- Exercise directions
Note how many lines of the material that follows include the string "Open", and state only that number.

- Exercise data
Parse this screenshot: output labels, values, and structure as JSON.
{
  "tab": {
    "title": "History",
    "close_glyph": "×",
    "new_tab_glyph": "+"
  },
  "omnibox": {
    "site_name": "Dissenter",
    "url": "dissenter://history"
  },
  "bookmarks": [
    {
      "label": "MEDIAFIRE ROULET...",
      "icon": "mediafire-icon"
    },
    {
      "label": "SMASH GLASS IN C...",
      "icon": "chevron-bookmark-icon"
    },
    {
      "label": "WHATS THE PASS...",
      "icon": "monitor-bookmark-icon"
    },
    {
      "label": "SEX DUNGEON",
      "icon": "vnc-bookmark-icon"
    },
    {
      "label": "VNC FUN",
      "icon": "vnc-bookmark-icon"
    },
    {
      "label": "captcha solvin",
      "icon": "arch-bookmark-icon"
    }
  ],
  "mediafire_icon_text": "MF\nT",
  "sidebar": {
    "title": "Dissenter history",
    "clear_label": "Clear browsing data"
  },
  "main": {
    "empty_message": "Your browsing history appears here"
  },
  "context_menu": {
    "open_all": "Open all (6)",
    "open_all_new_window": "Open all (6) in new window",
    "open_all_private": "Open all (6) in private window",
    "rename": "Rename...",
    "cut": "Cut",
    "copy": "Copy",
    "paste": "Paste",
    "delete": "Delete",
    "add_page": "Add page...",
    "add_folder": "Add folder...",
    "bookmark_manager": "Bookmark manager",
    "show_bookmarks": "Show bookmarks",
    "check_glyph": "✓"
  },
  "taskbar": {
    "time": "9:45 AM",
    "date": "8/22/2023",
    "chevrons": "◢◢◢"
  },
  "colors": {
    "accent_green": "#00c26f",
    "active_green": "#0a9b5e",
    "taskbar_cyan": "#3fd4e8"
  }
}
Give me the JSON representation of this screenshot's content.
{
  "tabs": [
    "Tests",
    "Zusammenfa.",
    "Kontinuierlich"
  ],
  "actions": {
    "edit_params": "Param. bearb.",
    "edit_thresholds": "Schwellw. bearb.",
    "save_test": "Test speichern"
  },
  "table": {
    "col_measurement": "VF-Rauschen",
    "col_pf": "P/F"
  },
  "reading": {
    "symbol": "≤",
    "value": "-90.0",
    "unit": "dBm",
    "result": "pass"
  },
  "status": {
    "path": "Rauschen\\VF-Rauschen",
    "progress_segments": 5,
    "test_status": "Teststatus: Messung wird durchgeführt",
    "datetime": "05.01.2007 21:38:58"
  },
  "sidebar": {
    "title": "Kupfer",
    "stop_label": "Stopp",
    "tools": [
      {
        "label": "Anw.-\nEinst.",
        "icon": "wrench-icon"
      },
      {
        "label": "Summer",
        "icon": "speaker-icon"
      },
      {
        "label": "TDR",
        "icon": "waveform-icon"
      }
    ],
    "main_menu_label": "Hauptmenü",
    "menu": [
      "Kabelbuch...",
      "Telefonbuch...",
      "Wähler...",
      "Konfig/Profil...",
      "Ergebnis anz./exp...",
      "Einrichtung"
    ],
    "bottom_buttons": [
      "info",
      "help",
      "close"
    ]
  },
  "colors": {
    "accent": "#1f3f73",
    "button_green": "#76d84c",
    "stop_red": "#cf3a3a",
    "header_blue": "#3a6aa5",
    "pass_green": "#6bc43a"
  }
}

- Answer space
3